*** Records for this task ***
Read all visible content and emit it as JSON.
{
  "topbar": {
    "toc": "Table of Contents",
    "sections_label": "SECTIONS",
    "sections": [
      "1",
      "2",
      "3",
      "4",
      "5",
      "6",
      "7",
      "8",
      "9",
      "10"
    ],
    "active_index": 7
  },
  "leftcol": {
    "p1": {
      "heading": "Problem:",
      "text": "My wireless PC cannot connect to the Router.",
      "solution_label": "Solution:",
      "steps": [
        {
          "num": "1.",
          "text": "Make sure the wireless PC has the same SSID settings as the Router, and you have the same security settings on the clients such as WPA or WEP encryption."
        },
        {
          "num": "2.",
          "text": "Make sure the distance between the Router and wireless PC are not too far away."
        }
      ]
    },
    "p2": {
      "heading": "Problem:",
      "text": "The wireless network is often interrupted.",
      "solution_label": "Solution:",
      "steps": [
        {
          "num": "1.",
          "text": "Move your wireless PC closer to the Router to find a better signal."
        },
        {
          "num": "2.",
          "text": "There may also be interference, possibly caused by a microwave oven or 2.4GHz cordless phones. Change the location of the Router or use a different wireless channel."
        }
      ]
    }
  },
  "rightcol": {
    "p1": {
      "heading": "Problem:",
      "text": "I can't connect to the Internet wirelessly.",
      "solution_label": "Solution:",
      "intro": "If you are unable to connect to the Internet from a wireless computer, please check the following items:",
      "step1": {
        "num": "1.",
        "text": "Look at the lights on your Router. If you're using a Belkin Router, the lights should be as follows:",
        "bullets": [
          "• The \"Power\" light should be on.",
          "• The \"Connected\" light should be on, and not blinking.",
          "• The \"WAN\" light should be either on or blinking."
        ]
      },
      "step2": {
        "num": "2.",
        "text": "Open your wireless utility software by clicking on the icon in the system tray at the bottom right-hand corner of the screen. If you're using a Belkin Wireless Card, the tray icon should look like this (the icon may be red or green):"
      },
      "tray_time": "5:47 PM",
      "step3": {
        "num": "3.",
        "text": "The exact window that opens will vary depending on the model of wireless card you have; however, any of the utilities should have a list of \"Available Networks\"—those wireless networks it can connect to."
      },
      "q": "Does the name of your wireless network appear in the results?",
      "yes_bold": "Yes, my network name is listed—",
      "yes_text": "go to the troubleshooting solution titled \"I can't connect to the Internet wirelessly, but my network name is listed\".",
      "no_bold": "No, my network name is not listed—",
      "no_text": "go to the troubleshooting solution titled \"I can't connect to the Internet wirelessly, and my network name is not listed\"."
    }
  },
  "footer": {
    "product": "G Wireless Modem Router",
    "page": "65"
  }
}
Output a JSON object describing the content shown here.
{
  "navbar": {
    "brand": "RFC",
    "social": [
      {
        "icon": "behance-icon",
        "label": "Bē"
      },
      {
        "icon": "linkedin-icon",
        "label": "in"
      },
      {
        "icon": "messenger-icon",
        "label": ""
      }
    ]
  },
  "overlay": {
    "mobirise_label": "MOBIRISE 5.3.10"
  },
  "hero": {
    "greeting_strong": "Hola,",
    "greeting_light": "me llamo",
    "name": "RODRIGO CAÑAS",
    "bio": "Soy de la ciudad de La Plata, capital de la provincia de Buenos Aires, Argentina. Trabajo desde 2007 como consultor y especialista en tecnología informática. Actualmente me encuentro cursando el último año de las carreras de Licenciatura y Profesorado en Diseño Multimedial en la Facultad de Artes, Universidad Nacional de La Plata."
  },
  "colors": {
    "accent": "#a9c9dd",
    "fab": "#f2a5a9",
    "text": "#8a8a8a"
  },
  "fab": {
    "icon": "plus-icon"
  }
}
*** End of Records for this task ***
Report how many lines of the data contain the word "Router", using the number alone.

7